Additionally, if you experience a sudden rash, especially if it looks like a streaky, spider-web pattern on your skin, it can be an indication of potential sepsis. Sepsis can be treated if caught early, so it is important to be aware of these signs and seek medical help right away.

How long can you have sepsis without treatment?

Sepsis is a serious and potentially life-threatening medical condition that requires prompt diagnosis and treatment. Without treatment, sepsis can cause multiple organ failure and death in a matter of hours.

However, it is impossible to predict exactly how long someone with sepsis can have the condition without treatment because it depends on the individual’s overall health, age, and the severity of their sepsis.

Generally, the sooner medical care and treatment are provided, the better the outcome and chances of survival are. To prevent serious complications and reduce the mortality rate associated with sepsis, it is important to seek medical attention immediately if you have any of the symptoms of sepsis.

Can you live with sepsis and not know it?

It is possible to live with sepsis without knowing it, although this is not particularly common. Sepsis is a serious medical condition caused by an infection and characterised by inflammation, while the symptoms of sepsis can range from mild to severe depending on the individual and the severity of the infection.

These symptoms can include fever, chills, increased heart rate, increased respiration, confusion, and hypotension. If left untreated, sepsis can lead to septic shock and death.

In some cases, a person can have sepsis but not experience any severe symptoms, which can make it more difficult to diagnose. Individuals with weaker immune systems and those already dealing with a chronic health issue may be more likely to experience a mild form of sepsis.

Also, certain types of bacteria are able to suppress the body’s inflammatory response, making it less likely for a person to experience symptoms of sepsis.

That said, if you think you may have sepsis it is important to see a doctor.

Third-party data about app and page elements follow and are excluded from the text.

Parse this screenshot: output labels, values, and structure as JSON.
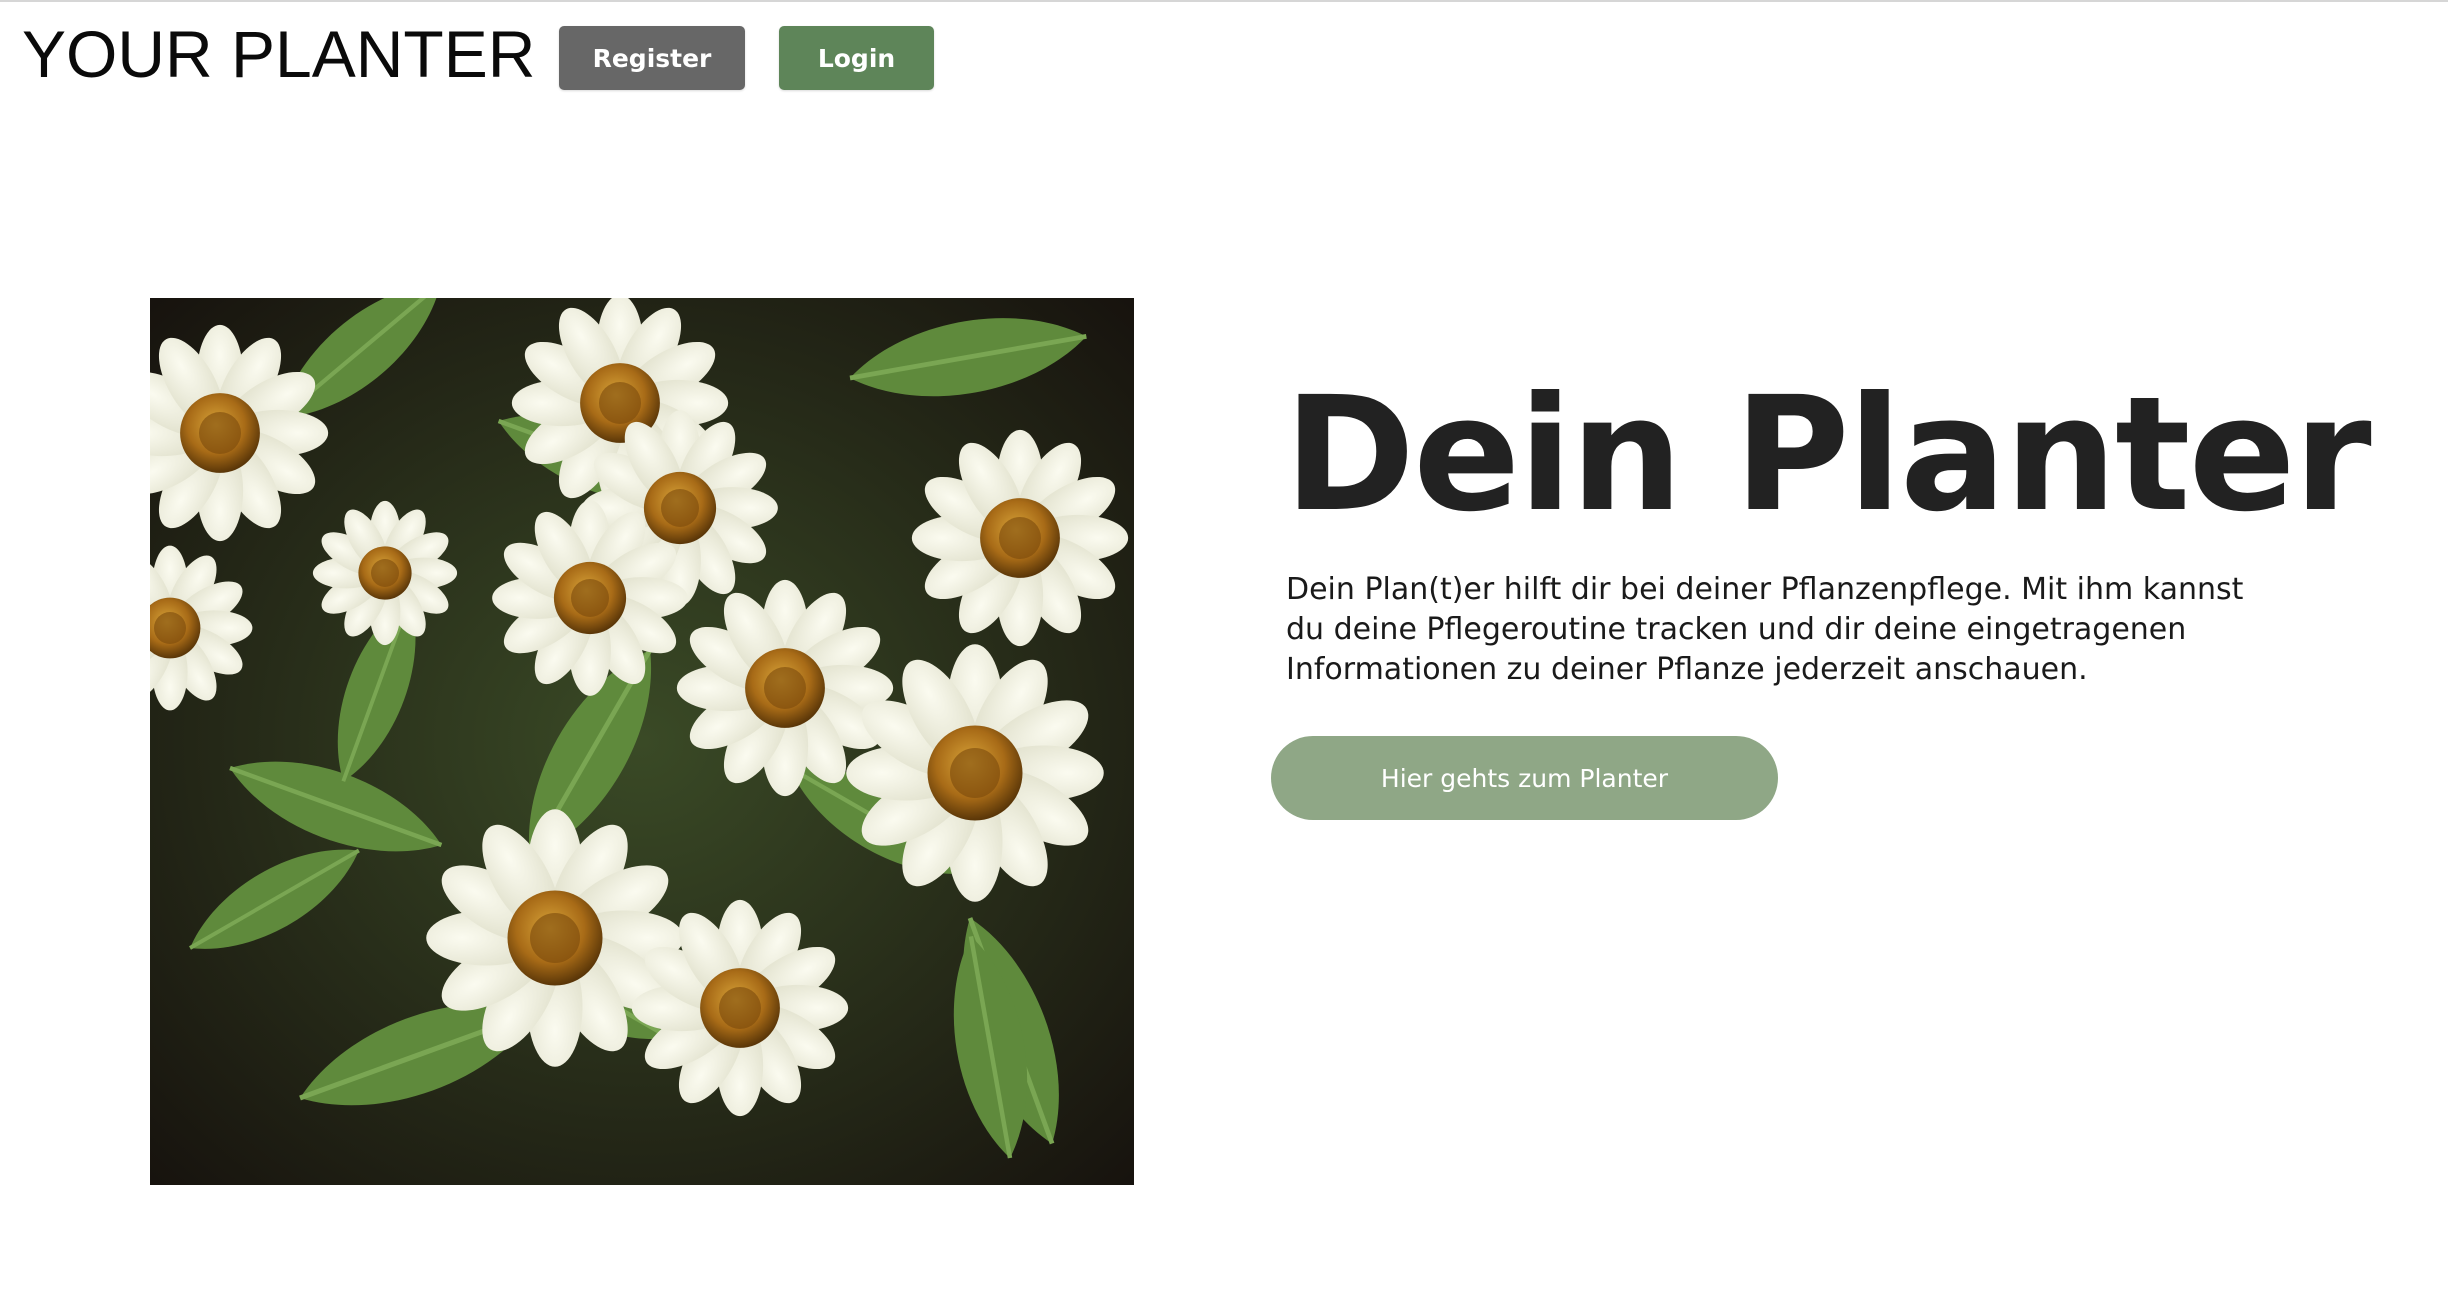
{
  "header": {
    "brand": "YOUR PLANTER",
    "register_label": "Register",
    "login_label": "Login"
  },
  "hero": {
    "image_icon": "flowers-photo",
    "title": "Dein Planter",
    "text": "Dein Plan(t)er hilft dir bei deiner Pflanzenpflege. Mit ihm kannst du deine Pflegeroutine tracken und dir deine eingetragenen Informationen zu deiner Pflanze jederzeit anschauen.",
    "cta_label": "Hier gehts zum Planter"
  },
  "colors": {
    "register_bg": "#676767",
    "login_bg": "#5e8559",
    "cta_bg": "#8fa786",
    "title": "#222222"
  }
}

Even if sepsis has yet to reach an advanced stage, early intervention and treatment are key to reducing the long-term risks and complications associated with the infection.

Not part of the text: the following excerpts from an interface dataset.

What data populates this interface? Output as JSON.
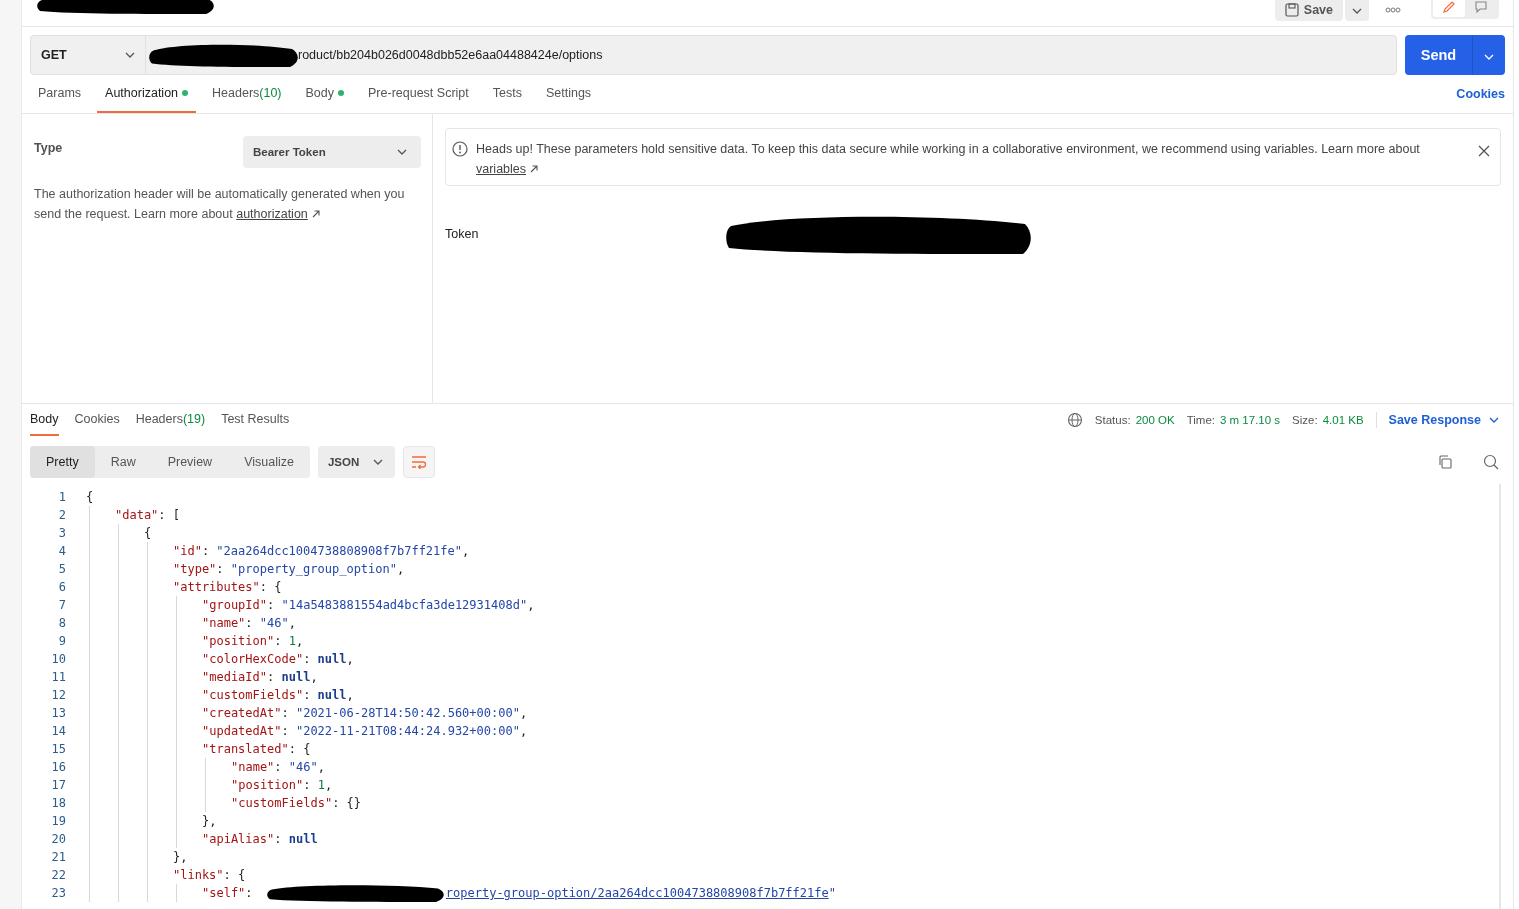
{
  "header": {
    "title_redacted": true,
    "save_label": "Save",
    "view_toggle": [
      {
        "kind": "edit",
        "selected": true
      },
      {
        "kind": "comment",
        "selected": false
      }
    ]
  },
  "request": {
    "method": "GET",
    "url_redacted": true,
    "url": "roduct/bb204b026d0048dbb52e6aa04488424e/options",
    "send_label": "Send"
  },
  "request_tabs": [
    {
      "label": "Params",
      "selected": false,
      "dot": false
    },
    {
      "label": "Authorization",
      "selected": true,
      "dot": true
    },
    {
      "label": "Headers",
      "count": "(10)",
      "selected": false,
      "dot": false
    },
    {
      "label": "Body",
      "selected": false,
      "dot": true
    },
    {
      "label": "Pre-request Script",
      "selected": false,
      "dot": false
    },
    {
      "label": "Tests",
      "selected": false,
      "dot": false
    },
    {
      "label": "Settings",
      "selected": false,
      "dot": false
    }
  ],
  "cookies_link": "Cookies",
  "auth": {
    "type_label": "Type",
    "type_value": "Bearer Token",
    "help": "The authorization header will be automatically generated when you send the request. Learn more about",
    "help_link": "authorization",
    "notice": "Heads up! These parameters hold sensitive data. To keep this data secure while working in a collaborative environment, we recommend using variables. Learn more about",
    "notice_link": "variables",
    "token_label": "Token",
    "token_redacted": true
  },
  "response_tabs": [
    {
      "label": "Body",
      "selected": true
    },
    {
      "label": "Cookies",
      "selected": false
    },
    {
      "label": "Headers",
      "count": "(19)",
      "selected": false
    },
    {
      "label": "Test Results",
      "selected": false
    }
  ],
  "status": [
    {
      "label": "Status:",
      "value": "200 OK"
    },
    {
      "label": "Time:",
      "value": "3 m 17.10 s"
    },
    {
      "label": "Size:",
      "value": "4.01 KB"
    }
  ],
  "save_response": "Save Response",
  "view_modes": [
    {
      "label": "Pretty",
      "selected": true
    },
    {
      "label": "Raw",
      "selected": false
    },
    {
      "label": "Preview",
      "selected": false
    },
    {
      "label": "Visualize",
      "selected": false
    }
  ],
  "format": "JSON",
  "code": [
    {
      "n": "1",
      "tokens": [
        {
          "kind": "punct",
          "text": "{"
        }
      ],
      "children": [
        {
          "n": "2",
          "tokens": [
            {
              "kind": "key",
              "text": "\"data\""
            },
            {
              "kind": "punct",
              "text": ": ["
            }
          ],
          "children": [
            {
              "n": "3",
              "tokens": [
                {
                  "kind": "punct",
                  "text": "{"
                }
              ],
              "children": [
                {
                  "n": "4",
                  "tokens": [
                    {
                      "kind": "key",
                      "text": "\"id\""
                    },
                    {
                      "kind": "punct",
                      "text": ": "
                    },
                    {
                      "kind": "str",
                      "text": "\"2aa264dcc1004738808908f7b7ff21fe\""
                    },
                    {
                      "kind": "punct",
                      "text": ","
                    }
                  ]
                },
                {
                  "n": "5",
                  "tokens": [
                    {
                      "kind": "key",
                      "text": "\"type\""
                    },
                    {
                      "kind": "punct",
                      "text": ": "
                    },
                    {
                      "kind": "str",
                      "text": "\"property_group_option\""
                    },
                    {
                      "kind": "punct",
                      "text": ","
                    }
                  ]
                },
                {
                  "n": "6",
                  "tokens": [
                    {
                      "kind": "key",
                      "text": "\"attributes\""
                    },
                    {
                      "kind": "punct",
                      "text": ": {"
                    }
                  ],
                  "children": [
                    {
                      "n": "7",
                      "tokens": [
                        {
                          "kind": "key",
                          "text": "\"groupId\""
                        },
                        {
                          "kind": "punct",
                          "text": ": "
                        },
                        {
                          "kind": "str",
                          "text": "\"14a5483881554ad4bcfa3de12931408d\""
                        },
                        {
                          "kind": "punct",
                          "text": ","
                        }
                      ]
                    },
                    {
                      "n": "8",
                      "tokens": [
                        {
                          "kind": "key",
                          "text": "\"name\""
                        },
                        {
                          "kind": "punct",
                          "text": ": "
                        },
                        {
                          "kind": "str",
                          "text": "\"46\""
                        },
                        {
                          "kind": "punct",
                          "text": ","
                        }
                      ]
                    },
                    {
                      "n": "9",
                      "tokens": [
                        {
                          "kind": "key",
                          "text": "\"position\""
                        },
                        {
                          "kind": "punct",
                          "text": ": "
                        },
                        {
                          "kind": "num",
                          "text": "1"
                        },
                        {
                          "kind": "punct",
                          "text": ","
                        }
                      ]
                    },
                    {
                      "n": "10",
                      "tokens": [
                        {
                          "kind": "key",
                          "text": "\"colorHexCode\""
                        },
                        {
                          "kind": "punct",
                          "text": ": "
                        },
                        {
                          "kind": "null",
                          "text": "null"
                        },
                        {
                          "kind": "punct",
                          "text": ","
                        }
                      ]
                    },
                    {
                      "n": "11",
                      "tokens": [
                        {
                          "kind": "key",
                          "text": "\"mediaId\""
                        },
                        {
                          "kind": "punct",
                          "text": ": "
                        },
                        {
                          "kind": "null",
                          "text": "null"
                        },
                        {
                          "kind": "punct",
                          "text": ","
                        }
                      ]
                    },
                    {
                      "n": "12",
                      "tokens": [
                        {
                          "kind": "key",
                          "text": "\"customFields\""
                        },
                        {
                          "kind": "punct",
                          "text": ": "
                        },
                        {
                          "kind": "null",
                          "text": "null"
                        },
                        {
                          "kind": "punct",
                          "text": ","
                        }
                      ]
                    },
                    {
                      "n": "13",
                      "tokens": [
                        {
                          "kind": "key",
                          "text": "\"createdAt\""
                        },
                        {
                          "kind": "punct",
                          "text": ": "
                        },
                        {
                          "kind": "str",
                          "text": "\"2021-06-28T14:50:42.560+00:00\""
                        },
                        {
                          "kind": "punct",
                          "text": ","
                        }
                      ]
                    },
                    {
                      "n": "14",
                      "tokens": [
                        {
                          "kind": "key",
                          "text": "\"updatedAt\""
                        },
                        {
                          "kind": "punct",
                          "text": ": "
                        },
                        {
                          "kind": "str",
                          "text": "\"2022-11-21T08:44:24.932+00:00\""
                        },
                        {
                          "kind": "punct",
                          "text": ","
                        }
                      ]
                    },
                    {
                      "n": "15",
                      "tokens": [
                        {
                          "kind": "key",
                          "text": "\"translated\""
                        },
                        {
                          "kind": "punct",
                          "text": ": {"
                        }
                      ],
                      "children": [
                        {
                          "n": "16",
                          "tokens": [
                            {
                              "kind": "key",
                              "text": "\"name\""
                            },
                            {
                              "kind": "punct",
                              "text": ": "
                            },
                            {
                              "kind": "str",
                              "text": "\"46\""
                            },
                            {
                              "kind": "punct",
                              "text": ","
                            }
                          ]
                        },
                        {
                          "n": "17",
                          "tokens": [
                            {
                              "kind": "key",
                              "text": "\"position\""
                            },
                            {
                              "kind": "punct",
                              "text": ": "
                            },
                            {
                              "kind": "num",
                              "text": "1"
                            },
                            {
                              "kind": "punct",
                              "text": ","
                            }
                          ]
                        },
                        {
                          "n": "18",
                          "tokens": [
                            {
                              "kind": "key",
                              "text": "\"customFields\""
                            },
                            {
                              "kind": "punct",
                              "text": ": {}"
                            }
                          ]
                        }
                      ]
                    },
                    {
                      "n": "19",
                      "tokens": [
                        {
                          "kind": "punct",
                          "text": "},"
                        }
                      ]
                    },
                    {
                      "n": "20",
                      "tokens": [
                        {
                          "kind": "key",
                          "text": "\"apiAlias\""
                        },
                        {
                          "kind": "punct",
                          "text": ": "
                        },
                        {
                          "kind": "null",
                          "text": "null"
                        }
                      ]
                    }
                  ]
                },
                {
                  "n": "21",
                  "tokens": [
                    {
                      "kind": "punct",
                      "text": "},"
                    }
                  ]
                },
                {
                  "n": "22",
                  "tokens": [
                    {
                      "kind": "key",
                      "text": "\"links\""
                    },
                    {
                      "kind": "punct",
                      "text": ": {"
                    }
                  ],
                  "children": [
                    {
                      "n": "23",
                      "tokens": [
                        {
                          "kind": "key",
                          "text": "\"self\""
                        },
                        {
                          "kind": "punct",
                          "text": ": "
                        },
                        {
                          "kind": "redaction"
                        },
                        {
                          "kind": "link",
                          "text": "roperty-group-option/2aa264dcc1004738808908f7b7ff21fe"
                        },
                        {
                          "kind": "str",
                          "text": "\""
                        }
                      ]
                    }
                  ]
                }
              ]
            }
          ]
        }
      ]
    }
  ]
}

What happens if sepsis is left untreated?

If sepsis is left untreated, the condition will continue to worsen, which can lead to multiple organ failure and shock. Sepsis is a potentially life-threatening condition that occurs when the body reacts to an infection.

The body’s immune system releases chemicals into the bloodstream to fight-off the infection, but if they are not kept in check, they can start to damage the organs and other tissues. This can lead to problems such as decreased blood flow to vital organs, which can reduce their function, and eventually lead to organ failure.

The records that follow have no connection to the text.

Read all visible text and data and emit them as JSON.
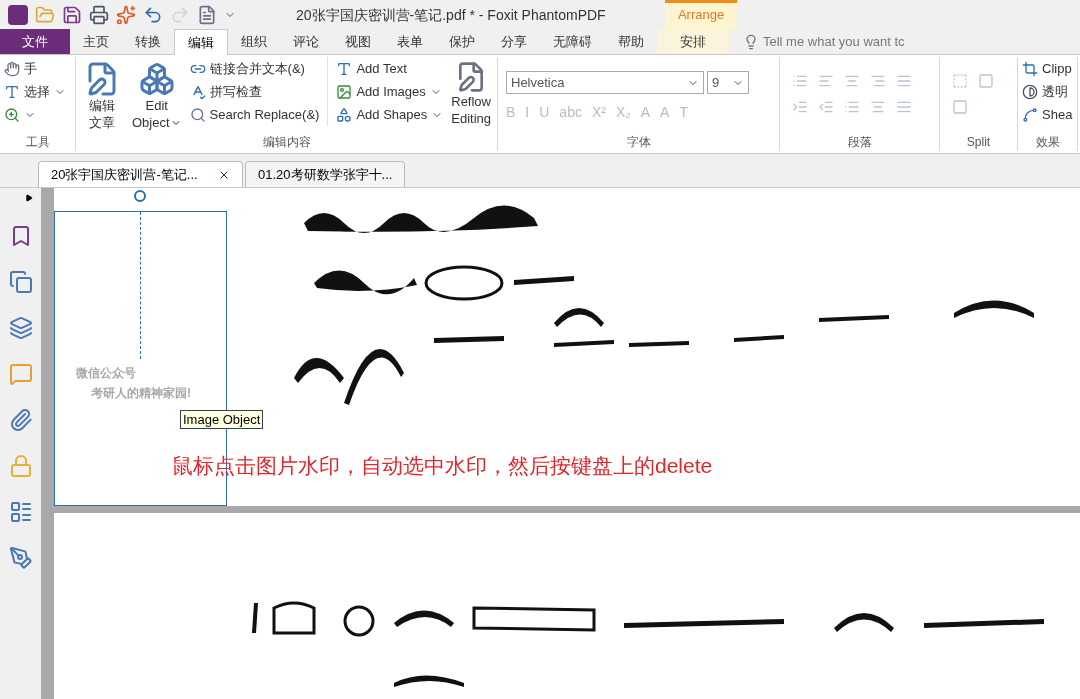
{
  "window": {
    "title": "20张宇国庆密训营-笔记.pdf * - Foxit PhantomPDF",
    "context_label": "Arrange"
  },
  "menu_tabs": [
    {
      "label": "文件",
      "kind": "file",
      "selected": false
    },
    {
      "label": "主页",
      "kind": "tab",
      "selected": false
    },
    {
      "label": "转换",
      "kind": "tab",
      "selected": false
    },
    {
      "label": "编辑",
      "kind": "tab",
      "selected": true
    },
    {
      "label": "组织",
      "kind": "tab",
      "selected": false
    },
    {
      "label": "评论",
      "kind": "tab",
      "selected": false
    },
    {
      "label": "视图",
      "kind": "tab",
      "selected": false
    },
    {
      "label": "表单",
      "kind": "tab",
      "selected": false
    },
    {
      "label": "保护",
      "kind": "tab",
      "selected": false
    },
    {
      "label": "分享",
      "kind": "tab",
      "selected": false
    },
    {
      "label": "无障碍",
      "kind": "tab",
      "selected": false
    },
    {
      "label": "帮助",
      "kind": "tab",
      "selected": false
    },
    {
      "label": "安排",
      "kind": "context",
      "selected": false
    }
  ],
  "tell_me": {
    "placeholder": "Tell me what you want tc"
  },
  "ribbon": {
    "tools": {
      "label": "工具",
      "items": [
        "手",
        "选择"
      ]
    },
    "edit_content": {
      "label": "编辑内容",
      "big": [
        [
          "编辑",
          "文章"
        ],
        [
          "Edit",
          "Object"
        ]
      ],
      "small": [
        "链接合并文本(&)",
        "拼写检查",
        "Search  Replace(&)"
      ],
      "add": [
        "Add Text",
        "Add Images",
        "Add Shapes"
      ],
      "reflow": [
        "Reflow",
        "Editing"
      ]
    },
    "font": {
      "label": "字体",
      "font_name": "Helvetica",
      "font_size": "9",
      "format_buttons": [
        {
          "label": "B",
          "disabled": true
        },
        {
          "label": "I",
          "disabled": true
        },
        {
          "label": "U",
          "disabled": true
        },
        {
          "label": "abc",
          "disabled": true
        },
        {
          "label": "X²",
          "disabled": true
        },
        {
          "label": "X₂",
          "disabled": true
        },
        {
          "label": "A",
          "disabled": true
        },
        {
          "label": "A",
          "disabled": true
        },
        {
          "label": "T",
          "disabled": true
        }
      ]
    },
    "paragraph": {
      "label": "段落"
    },
    "split": {
      "label": "Split"
    },
    "effects": {
      "label": "效果",
      "items": [
        "Clipp",
        "透明",
        "Shea"
      ]
    }
  },
  "doc_tabs": [
    {
      "label": "20张宇国庆密训营-笔记...",
      "selected": true
    },
    {
      "label": "01.20考研数学张宇十...",
      "selected": false
    }
  ],
  "page": {
    "watermark_lines": [
      "微信公众号",
      "考研人的精神家园!"
    ],
    "tooltip": "Image Object",
    "instruction": "鼠标点击图片水印，自动选中水印，然后按键盘上的delete"
  }
}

If not treated quickly, sepsis can lead to severe illness and death. Common signs and symptoms of sepsis include fever, confusion, coughing, shortness of breath, and fast heart rate. Regardless of the cause or type, if sepsis is left untreated, it can be fatal, as it progresses quickly and has a high mortality rate.

It is therefore important to recognize the symptoms early and seek immediate medical attention for proper treatment.

How do you know if your body is going into sepsis?

Sepsis is a life-threatening condition caused by the body’s overwhelming and often harmful response to infection. It’s sometimes referred to as blood poisoning or septicaemia. It can affect people of any age and it’s most common in people who are already in hospital with another illness or have just had an operation.

Signs and symptoms of sepsis can often be difficult to spot, however it’s important to be aware of the common signs and symptoms so that you can seek medical help quickly. Common signs and symptoms can include:

– A high temperature (fever) or low body temperature

– Chills and shivering

– Rapid heartbeat

– Fast breathing

– Feeling dizzy or faint

– Low urine output

– Cold and clammy skin

– Confusion or disorientation

– Shortness of breath

– Aching muscles

– Diarrhoea

– Nausea and vomiting

– Slurred speech

If you think that you or someone you are caring for could have sepsis, it’s important to seek medical help immediately. If not treated quickly, sepsis can lead to multiple organ failure and death.